Pop quiz: Which two major players in the tech industry reported earnings this week that also happen to be serious dividend payers?
If you answered IBM (NYSE: IBM) and Intel (Nasdaq: INTC), then you’re right on the money.
Yes, earnings disappointed on both counts. But short-term performance glitches hardly mean that they’re out of the running as worthy dividend investments.
But will they stand up under scrutiny?
Let’s give the first crack to the longest payer of the two…
Paying Dividends Since Before You Wore Short Pants
By “longest” payer, I wasn’t kidding.
IBM has been around the dividend block and then some.
So far, it’s made 390 disbursements, stretching back to… wait for it… 1913.
Given that almost geological amount of time, you can bet that the program has had its ups and downs. Luckily, we can regard the bulk of that as ancient history and consider just the last decade or so instead.
So how have IBM’s dividends fared in the more recent past?
At the moment, IBM pays a dividend of $0.85, or $3.40 annualized, representing a projected yield of 1.69%. That’s about half a percentage point beneath the average yield of the S&P 500. Not the most impressive yield by a long shot, which begs the question: Is there anything to make such a puny yield worthwhile?
Short answer, “Yes. Dividend growth.”
Beyond the almost 100 years of paying a dividend – which basically screams dependability – IBM’s also proving lately that it means serious business when it comes to dividend growth. Case in point: It’s raised its dividends consecutively for the last 13 years. What’s more, a five-year average growth rate of 22% shows that the increases haven’t been mediocre, either.
The stock itself isn’t the greatest performer out there, but as a long-term dividend investment, it makes the grade. Year-to-date, it’s gained 10.44%. Compare that to gains of 31.88% industry wide and 18.21% for the S&P 500 over the same period.
Bottom line: Granted, the stock has a low yield and slightly underperforms. But when you’re looking for long-term dividend growth, the yield isn’t the primary consideration. Growth and dependability are.
In this case, IBM – a solid dividend grower with a history older than Methuselah – has both in spades.
When Your Chips Are Down
Intel doesn’t have nearly the dividend history of IBM, but it still has a substantial number of years under its belt.
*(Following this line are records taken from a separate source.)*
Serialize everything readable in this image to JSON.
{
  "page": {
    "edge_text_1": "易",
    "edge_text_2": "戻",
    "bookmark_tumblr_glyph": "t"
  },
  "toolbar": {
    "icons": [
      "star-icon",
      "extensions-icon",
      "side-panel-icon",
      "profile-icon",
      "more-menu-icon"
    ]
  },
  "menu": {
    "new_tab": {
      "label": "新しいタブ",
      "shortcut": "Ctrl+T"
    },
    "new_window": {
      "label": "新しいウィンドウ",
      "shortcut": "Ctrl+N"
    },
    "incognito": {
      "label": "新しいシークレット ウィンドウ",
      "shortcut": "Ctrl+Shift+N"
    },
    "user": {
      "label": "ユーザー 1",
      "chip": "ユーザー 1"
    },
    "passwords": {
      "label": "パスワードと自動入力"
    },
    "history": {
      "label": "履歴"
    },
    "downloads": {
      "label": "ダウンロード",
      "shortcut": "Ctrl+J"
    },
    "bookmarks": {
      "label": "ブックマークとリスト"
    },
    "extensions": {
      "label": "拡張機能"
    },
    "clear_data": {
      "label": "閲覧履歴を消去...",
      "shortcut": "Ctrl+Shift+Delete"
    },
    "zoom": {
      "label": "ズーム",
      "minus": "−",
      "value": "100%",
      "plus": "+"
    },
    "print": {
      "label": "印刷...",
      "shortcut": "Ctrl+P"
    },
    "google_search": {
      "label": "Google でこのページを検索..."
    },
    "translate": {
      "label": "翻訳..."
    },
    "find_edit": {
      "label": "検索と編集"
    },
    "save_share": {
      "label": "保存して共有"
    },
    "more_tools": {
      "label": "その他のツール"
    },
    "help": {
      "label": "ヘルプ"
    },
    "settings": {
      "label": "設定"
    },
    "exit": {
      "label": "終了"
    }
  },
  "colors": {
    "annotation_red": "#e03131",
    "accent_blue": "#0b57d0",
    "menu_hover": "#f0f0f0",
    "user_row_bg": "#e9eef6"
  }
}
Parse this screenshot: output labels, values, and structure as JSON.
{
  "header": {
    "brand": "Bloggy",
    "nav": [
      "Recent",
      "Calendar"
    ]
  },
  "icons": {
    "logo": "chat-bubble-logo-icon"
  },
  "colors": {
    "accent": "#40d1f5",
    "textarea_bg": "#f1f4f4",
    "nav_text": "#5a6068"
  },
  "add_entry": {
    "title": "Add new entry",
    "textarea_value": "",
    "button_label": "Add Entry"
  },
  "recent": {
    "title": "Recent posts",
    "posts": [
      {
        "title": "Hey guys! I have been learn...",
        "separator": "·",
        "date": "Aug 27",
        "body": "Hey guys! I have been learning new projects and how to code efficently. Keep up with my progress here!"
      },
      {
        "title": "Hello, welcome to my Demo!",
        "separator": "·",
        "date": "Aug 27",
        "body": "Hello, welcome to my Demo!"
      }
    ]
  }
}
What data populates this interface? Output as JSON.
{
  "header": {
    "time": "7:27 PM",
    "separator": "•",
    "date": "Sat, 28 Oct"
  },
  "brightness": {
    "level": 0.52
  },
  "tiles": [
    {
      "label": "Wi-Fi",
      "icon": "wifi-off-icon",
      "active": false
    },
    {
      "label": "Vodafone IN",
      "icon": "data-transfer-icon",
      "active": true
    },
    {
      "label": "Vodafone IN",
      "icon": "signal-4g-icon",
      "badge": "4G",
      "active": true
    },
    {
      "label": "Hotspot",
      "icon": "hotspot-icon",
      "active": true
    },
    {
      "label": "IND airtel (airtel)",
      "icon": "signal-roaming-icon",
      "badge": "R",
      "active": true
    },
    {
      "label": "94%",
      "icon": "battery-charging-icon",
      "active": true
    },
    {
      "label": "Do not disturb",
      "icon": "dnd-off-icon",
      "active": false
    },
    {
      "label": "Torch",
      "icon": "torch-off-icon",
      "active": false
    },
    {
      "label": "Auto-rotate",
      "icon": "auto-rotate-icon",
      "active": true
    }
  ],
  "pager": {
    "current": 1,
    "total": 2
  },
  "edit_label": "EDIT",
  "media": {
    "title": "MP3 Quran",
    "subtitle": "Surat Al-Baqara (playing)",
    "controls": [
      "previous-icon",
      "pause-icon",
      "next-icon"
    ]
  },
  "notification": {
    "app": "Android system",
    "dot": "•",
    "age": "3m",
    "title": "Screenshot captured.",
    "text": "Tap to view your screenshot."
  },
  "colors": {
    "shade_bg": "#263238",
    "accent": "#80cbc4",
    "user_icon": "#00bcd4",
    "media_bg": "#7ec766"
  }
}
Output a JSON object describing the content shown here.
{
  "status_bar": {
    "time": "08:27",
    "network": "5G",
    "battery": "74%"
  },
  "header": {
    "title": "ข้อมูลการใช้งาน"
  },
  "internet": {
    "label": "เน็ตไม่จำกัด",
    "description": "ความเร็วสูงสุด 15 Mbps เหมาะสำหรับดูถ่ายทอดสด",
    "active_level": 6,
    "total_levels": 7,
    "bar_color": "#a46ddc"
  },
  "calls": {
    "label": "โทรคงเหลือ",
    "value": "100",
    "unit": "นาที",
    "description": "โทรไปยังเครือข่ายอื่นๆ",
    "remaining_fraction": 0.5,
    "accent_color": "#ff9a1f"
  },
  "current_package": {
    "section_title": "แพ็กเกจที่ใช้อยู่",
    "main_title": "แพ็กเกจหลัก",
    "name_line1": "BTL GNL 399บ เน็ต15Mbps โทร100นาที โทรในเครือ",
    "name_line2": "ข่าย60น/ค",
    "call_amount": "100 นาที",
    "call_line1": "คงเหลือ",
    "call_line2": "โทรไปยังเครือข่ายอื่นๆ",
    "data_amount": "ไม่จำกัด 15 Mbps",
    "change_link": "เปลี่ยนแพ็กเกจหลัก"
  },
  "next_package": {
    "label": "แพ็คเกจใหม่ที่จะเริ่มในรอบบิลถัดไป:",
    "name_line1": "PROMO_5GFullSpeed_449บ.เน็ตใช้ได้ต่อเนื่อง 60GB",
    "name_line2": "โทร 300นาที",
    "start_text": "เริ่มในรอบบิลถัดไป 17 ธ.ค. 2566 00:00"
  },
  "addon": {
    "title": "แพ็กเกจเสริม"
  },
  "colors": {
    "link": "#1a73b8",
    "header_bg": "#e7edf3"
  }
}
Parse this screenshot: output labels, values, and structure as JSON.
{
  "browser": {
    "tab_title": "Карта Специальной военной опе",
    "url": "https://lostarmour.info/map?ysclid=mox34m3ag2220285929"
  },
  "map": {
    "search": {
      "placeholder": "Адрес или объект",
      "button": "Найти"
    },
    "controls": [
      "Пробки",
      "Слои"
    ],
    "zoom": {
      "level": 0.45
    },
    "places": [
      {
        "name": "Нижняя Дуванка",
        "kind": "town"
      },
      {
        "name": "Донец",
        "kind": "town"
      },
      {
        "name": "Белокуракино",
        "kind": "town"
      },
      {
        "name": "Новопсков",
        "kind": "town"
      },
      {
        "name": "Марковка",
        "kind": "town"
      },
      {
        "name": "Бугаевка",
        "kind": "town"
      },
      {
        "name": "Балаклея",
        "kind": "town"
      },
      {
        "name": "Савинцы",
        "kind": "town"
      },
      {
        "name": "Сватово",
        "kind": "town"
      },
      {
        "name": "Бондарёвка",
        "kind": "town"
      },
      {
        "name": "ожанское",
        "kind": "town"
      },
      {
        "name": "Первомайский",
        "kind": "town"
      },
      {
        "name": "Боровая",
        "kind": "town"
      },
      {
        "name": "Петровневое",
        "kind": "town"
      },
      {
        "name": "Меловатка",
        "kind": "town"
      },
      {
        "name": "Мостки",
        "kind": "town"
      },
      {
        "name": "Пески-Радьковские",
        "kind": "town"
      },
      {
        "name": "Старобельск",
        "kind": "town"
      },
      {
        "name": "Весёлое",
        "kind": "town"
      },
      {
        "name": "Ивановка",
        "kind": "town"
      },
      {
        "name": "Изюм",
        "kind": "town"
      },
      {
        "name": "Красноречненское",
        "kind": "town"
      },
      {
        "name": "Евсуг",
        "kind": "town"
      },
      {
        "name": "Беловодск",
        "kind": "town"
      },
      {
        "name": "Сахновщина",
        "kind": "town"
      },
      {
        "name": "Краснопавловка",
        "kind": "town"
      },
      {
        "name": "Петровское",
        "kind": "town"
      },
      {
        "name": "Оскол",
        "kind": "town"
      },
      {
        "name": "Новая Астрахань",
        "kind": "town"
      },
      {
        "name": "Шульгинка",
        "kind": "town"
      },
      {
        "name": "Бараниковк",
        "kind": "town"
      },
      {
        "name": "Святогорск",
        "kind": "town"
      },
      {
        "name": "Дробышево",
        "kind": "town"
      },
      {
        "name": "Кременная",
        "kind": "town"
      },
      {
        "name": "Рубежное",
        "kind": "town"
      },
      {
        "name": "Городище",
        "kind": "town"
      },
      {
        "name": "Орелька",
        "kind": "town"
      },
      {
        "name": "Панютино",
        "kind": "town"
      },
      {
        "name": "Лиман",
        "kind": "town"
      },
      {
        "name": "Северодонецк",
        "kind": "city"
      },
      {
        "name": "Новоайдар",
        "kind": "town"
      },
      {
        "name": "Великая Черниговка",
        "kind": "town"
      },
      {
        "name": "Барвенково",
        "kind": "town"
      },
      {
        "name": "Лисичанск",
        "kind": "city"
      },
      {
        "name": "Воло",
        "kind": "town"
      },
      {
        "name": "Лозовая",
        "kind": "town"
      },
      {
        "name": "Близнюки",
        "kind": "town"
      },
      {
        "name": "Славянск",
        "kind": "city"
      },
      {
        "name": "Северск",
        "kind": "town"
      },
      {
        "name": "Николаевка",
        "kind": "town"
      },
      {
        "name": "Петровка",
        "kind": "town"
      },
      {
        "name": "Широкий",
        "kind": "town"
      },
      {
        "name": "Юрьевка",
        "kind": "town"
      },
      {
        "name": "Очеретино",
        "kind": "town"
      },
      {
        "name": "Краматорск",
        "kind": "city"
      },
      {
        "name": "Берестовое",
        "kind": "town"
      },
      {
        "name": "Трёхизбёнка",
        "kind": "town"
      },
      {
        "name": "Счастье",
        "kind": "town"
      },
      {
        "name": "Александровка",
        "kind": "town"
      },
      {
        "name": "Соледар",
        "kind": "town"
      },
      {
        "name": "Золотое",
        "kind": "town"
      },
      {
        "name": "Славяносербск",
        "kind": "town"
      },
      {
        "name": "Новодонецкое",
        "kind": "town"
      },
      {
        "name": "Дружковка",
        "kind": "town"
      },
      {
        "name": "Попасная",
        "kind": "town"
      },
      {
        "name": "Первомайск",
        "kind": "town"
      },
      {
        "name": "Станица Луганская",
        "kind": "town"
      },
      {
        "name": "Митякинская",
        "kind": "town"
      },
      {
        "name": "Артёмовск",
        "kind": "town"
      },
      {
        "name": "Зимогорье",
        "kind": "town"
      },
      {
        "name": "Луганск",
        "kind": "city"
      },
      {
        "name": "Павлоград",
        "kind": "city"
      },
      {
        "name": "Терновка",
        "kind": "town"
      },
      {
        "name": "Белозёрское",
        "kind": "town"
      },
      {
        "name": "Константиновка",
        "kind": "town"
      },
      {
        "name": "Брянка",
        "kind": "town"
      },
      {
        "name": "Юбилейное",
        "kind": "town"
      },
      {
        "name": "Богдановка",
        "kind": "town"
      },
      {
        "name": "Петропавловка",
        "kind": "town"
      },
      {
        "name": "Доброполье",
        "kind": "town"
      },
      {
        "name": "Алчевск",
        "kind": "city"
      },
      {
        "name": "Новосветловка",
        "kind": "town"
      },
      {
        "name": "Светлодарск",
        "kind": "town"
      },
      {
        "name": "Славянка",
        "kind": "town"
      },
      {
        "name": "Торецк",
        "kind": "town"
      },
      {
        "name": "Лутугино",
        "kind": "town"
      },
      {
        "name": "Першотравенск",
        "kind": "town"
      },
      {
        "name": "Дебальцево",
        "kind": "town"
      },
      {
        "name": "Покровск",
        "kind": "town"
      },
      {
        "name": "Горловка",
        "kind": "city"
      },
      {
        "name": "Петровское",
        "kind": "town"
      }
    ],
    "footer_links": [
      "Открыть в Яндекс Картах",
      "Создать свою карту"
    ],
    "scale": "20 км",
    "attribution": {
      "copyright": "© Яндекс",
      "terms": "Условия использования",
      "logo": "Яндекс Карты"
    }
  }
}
It began paying dividends in 1992. And over the course of the subsequent 19 years, it hasn’t cut its dividend once. Even better, it’s in its eighth year of consecutive dividend increases. In other words, it’s paid its dues.
Times, unfortunately, have been tough for Intel. The reason being is that the semiconductor industry is undergoing a drastic shift away from PCs to mobile devices. And this race to mobile ubiquity has lit a fire under the likes of Advanced Micro Devices (NYSE: AMD), ARM (Nasdaq: ARMH), Texas Instruments (Nasdaq: TXN) and Intel. All of them want a piece of the microprocessor pie. But in an industry where network effects reign, in the words of the “Highlander,” “There can only be one.”
For this reason, Intel’s performance has been less than stellar. Over the last year, its sub-zero loss of 2.73% is markedly worse than the semiconductor industry’s gain of 2.79%, or 24.40% for the S&P 500 over the same period.
Nevertheless, Intel remains the dominant player in the PC market. (So much so that Morningstar calls its nearest competitor, AMD, an “also-ran.”) So even if Intel loses the race in the mobile wars, its long-term prospects remain fundamentally strong.
Intel currently pays a quarterly dividend of $0.224, or $0.90 annualized, representing a projected yield of 4.13%. That’s about twice the average yield of the S&P 500. But it doesn’t end with an attractive yield. The company’s been an aggressive grower, to boot, raising its dividend for the last five years by an average of 14.45%. And a low-end payout ratio of 32.7% means it can continue to do so.
The short-term headwinds that Intel is facing have an upside, as well.
The stock is currently trading at a discount at 9.2 times earnings. That’s miles below the industry average P/E of 17 and its own five-year average of 17.1.
Bottom line: Recent underperformance is no reason to disregard Intel as an otherwise attractive dividend stock. In the long term, Intel’s poised to maintain its PC dominance (with the possibility of gaining mobile prevalence) – and keep increasing its dividends along the way.
Source: Dividends and Income Daily